### Exercise
Among the entries below, find all lines that include "JSON" and copy them.

------------------------------

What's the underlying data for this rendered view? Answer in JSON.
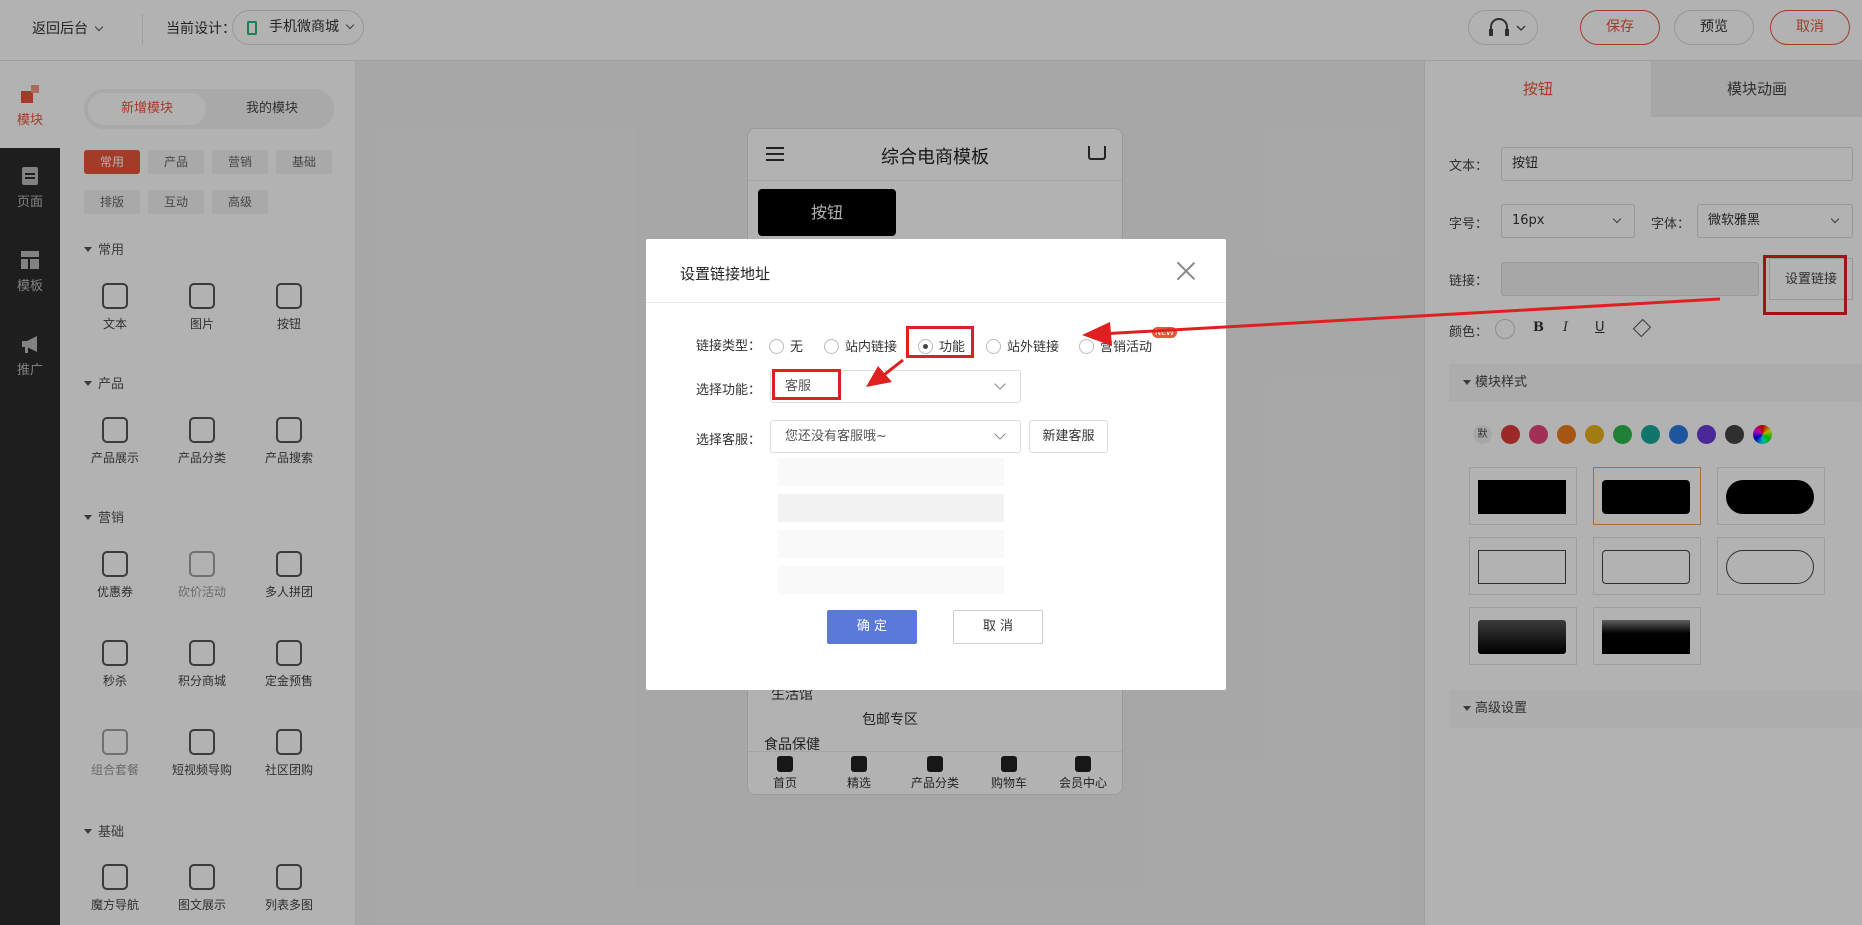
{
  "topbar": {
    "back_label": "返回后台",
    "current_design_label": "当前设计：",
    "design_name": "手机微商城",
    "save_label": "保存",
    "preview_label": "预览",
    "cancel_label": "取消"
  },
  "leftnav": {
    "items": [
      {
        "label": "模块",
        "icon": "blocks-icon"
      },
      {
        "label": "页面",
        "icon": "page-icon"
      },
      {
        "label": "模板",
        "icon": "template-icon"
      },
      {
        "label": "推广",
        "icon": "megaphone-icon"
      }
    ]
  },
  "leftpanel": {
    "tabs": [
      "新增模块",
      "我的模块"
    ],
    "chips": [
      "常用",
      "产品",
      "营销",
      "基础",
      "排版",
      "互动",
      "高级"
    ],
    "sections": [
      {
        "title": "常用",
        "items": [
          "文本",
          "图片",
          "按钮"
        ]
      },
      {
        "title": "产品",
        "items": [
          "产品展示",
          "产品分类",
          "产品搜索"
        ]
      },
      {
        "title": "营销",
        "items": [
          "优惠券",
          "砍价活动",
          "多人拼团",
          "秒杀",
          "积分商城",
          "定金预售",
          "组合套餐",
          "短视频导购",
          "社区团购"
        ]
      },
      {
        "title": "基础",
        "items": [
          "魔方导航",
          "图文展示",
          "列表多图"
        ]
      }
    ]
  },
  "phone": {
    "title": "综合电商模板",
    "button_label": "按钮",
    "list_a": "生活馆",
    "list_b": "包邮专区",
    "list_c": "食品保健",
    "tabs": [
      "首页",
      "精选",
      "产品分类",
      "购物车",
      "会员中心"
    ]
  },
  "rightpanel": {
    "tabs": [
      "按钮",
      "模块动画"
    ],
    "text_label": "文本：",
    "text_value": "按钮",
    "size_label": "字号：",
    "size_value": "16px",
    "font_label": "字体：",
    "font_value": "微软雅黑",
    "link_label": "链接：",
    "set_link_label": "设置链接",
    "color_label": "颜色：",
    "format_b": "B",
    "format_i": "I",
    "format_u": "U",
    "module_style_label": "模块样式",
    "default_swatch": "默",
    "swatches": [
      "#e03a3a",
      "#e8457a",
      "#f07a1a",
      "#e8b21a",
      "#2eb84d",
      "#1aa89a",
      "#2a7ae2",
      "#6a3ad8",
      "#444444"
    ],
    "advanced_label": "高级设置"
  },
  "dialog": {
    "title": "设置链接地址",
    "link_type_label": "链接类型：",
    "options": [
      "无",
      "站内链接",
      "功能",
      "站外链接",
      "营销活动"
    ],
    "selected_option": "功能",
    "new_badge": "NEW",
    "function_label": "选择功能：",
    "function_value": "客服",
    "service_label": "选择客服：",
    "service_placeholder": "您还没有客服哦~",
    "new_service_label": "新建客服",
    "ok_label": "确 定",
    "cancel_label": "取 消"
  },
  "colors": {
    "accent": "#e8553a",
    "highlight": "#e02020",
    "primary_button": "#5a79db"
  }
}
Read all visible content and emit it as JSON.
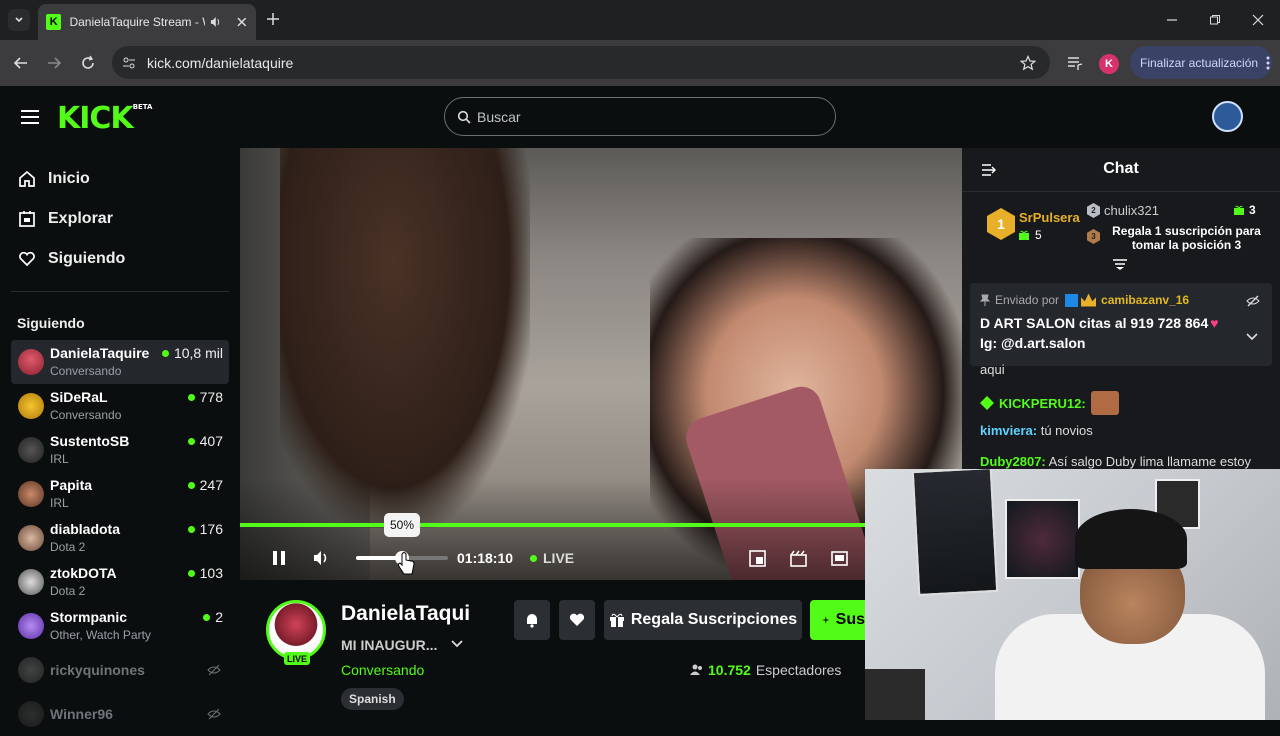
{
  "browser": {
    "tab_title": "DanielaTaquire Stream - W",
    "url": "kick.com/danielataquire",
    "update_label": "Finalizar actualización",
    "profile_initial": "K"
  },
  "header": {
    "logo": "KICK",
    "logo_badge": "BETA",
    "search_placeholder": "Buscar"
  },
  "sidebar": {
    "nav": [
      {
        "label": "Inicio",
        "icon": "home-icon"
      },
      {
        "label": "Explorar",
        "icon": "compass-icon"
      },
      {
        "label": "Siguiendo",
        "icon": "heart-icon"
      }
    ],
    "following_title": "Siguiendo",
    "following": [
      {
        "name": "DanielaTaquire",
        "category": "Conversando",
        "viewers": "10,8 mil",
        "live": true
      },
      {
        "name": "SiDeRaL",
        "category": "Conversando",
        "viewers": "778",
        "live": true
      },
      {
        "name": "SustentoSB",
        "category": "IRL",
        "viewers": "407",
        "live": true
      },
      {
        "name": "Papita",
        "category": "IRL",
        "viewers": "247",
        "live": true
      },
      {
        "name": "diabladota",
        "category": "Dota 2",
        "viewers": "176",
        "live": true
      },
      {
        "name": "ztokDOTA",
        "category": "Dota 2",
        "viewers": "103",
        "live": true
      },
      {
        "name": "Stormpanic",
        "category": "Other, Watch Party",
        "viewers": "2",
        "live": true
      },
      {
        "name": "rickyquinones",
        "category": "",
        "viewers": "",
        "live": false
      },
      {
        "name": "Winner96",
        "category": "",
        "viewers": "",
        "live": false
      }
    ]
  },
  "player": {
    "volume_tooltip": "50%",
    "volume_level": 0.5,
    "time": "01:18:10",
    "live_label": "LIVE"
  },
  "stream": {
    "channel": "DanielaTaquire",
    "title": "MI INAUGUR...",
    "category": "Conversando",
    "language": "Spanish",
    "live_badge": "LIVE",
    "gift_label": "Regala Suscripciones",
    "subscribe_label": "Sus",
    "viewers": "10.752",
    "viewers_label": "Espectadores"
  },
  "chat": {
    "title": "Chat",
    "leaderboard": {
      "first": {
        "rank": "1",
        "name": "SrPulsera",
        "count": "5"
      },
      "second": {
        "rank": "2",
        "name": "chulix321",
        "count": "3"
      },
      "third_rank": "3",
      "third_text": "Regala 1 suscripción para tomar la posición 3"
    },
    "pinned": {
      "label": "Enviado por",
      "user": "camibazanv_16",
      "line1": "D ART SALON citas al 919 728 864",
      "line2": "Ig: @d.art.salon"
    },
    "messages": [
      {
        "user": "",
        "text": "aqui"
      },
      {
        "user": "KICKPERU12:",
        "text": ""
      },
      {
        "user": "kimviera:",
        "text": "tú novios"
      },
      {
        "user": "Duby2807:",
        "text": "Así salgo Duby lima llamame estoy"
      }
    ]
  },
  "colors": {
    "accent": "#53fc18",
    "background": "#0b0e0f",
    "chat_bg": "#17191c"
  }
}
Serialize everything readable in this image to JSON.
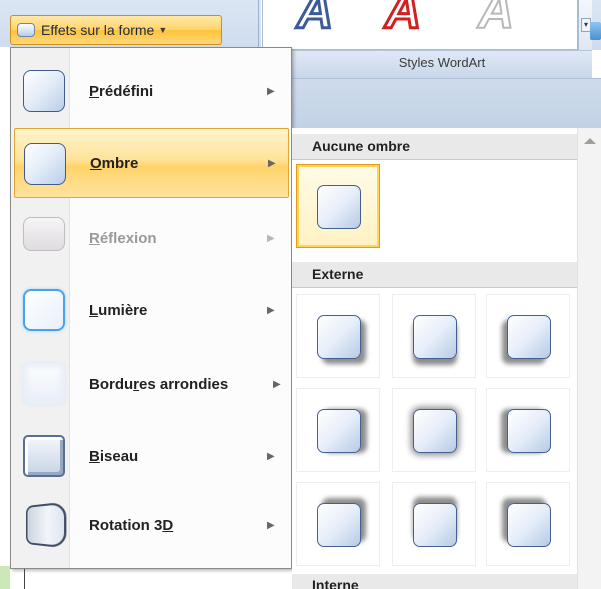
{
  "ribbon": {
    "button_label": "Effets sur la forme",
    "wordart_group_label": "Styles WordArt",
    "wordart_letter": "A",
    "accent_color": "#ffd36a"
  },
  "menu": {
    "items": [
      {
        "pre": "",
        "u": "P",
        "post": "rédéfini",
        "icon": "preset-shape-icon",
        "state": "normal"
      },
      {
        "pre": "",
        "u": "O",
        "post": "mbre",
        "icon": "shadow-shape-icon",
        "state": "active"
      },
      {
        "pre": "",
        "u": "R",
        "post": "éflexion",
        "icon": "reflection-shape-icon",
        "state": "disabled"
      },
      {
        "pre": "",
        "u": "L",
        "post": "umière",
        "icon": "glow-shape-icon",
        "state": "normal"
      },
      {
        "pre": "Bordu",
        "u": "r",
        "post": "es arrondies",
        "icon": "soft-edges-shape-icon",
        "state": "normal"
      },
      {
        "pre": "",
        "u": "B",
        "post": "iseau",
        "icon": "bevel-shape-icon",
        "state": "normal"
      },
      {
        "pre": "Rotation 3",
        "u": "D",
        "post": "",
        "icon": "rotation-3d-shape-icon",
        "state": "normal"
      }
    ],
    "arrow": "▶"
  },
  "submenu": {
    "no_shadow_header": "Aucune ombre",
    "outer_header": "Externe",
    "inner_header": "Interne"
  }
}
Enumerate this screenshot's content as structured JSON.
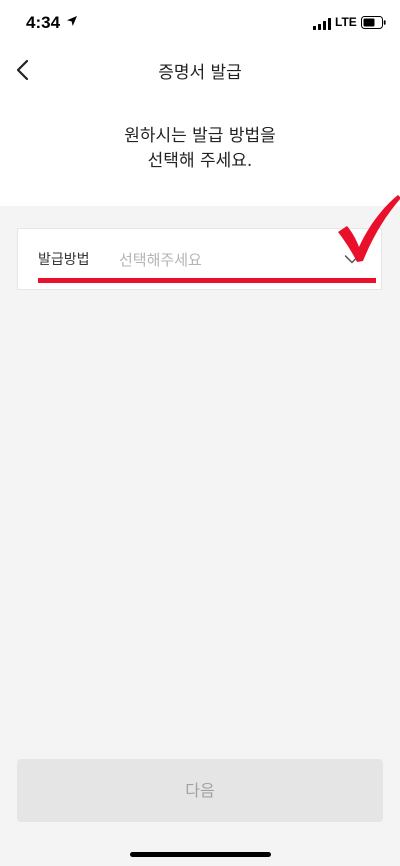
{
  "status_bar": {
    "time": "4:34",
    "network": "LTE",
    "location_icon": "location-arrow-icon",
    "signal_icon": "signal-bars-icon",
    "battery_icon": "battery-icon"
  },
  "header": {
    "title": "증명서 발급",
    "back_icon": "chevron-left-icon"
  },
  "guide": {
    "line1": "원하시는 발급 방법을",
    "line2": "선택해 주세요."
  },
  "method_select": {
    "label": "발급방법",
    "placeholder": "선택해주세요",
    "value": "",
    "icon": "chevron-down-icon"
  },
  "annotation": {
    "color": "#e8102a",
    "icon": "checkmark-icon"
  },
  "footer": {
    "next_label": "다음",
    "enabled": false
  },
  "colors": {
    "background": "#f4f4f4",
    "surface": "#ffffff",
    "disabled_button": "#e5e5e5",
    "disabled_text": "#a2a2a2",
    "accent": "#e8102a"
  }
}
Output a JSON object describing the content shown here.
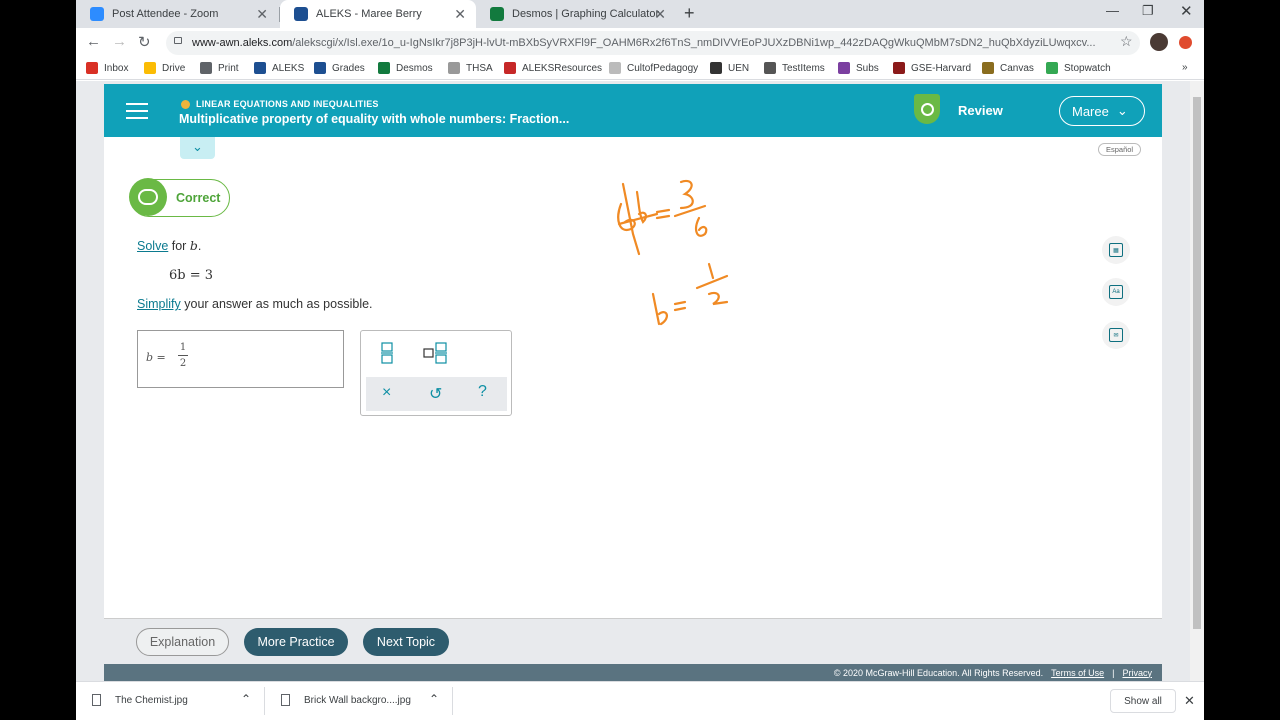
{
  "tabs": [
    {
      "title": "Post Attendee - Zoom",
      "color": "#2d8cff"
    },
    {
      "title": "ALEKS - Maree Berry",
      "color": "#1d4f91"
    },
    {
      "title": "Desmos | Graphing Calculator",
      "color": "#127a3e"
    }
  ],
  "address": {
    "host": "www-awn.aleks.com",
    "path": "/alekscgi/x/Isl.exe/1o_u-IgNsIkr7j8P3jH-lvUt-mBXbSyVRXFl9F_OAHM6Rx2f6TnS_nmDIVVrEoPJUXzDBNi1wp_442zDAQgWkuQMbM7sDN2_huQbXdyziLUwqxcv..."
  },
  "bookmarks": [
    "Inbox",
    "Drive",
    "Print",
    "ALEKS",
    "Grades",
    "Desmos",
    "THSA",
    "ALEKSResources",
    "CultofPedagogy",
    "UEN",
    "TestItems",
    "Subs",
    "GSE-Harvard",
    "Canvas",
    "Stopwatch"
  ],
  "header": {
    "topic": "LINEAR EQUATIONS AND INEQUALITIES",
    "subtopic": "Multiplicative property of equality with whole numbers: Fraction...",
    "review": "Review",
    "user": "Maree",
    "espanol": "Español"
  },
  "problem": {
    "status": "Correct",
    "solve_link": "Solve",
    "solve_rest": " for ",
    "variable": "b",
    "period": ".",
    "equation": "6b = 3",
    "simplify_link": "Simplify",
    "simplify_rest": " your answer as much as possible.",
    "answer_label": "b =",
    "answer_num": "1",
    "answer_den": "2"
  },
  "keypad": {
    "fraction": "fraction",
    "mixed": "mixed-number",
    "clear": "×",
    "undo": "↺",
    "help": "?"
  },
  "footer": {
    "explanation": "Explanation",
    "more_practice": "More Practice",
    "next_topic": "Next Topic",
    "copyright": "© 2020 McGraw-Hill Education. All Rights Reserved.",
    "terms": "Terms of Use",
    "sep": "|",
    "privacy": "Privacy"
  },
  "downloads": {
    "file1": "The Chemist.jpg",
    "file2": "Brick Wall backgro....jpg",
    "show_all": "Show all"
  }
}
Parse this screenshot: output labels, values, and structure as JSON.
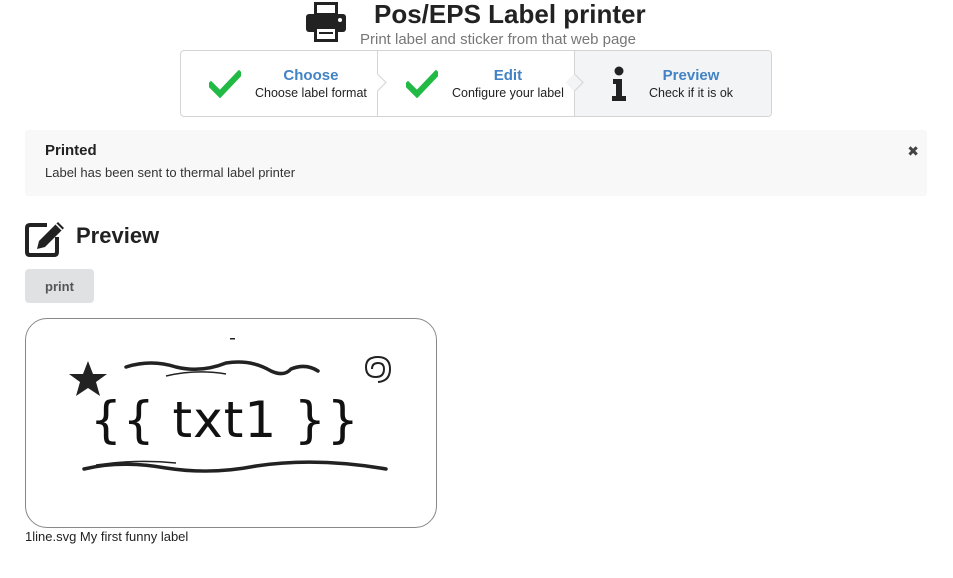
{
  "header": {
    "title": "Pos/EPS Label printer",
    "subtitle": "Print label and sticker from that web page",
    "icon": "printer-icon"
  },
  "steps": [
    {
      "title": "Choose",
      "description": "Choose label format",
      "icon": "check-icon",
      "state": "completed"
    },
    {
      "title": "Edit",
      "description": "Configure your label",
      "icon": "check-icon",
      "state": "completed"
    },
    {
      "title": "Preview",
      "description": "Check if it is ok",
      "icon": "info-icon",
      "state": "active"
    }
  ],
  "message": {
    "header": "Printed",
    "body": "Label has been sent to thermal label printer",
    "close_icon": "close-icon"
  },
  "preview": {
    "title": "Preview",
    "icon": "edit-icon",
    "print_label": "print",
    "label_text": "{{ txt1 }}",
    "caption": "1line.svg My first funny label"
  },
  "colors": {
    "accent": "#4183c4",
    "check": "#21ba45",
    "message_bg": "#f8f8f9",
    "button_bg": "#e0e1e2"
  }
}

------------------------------

### Expected output
What's the underlying data for this rendered view? Answer in JSON.
Read all visible content and emit it as JSON.
Serialize everything readable in this image to JSON.
Enumerate this screenshot's content as structured JSON.
Output a JSON object describing the content shown here.
Parse this screenshot: output labels, values, and structure as JSON.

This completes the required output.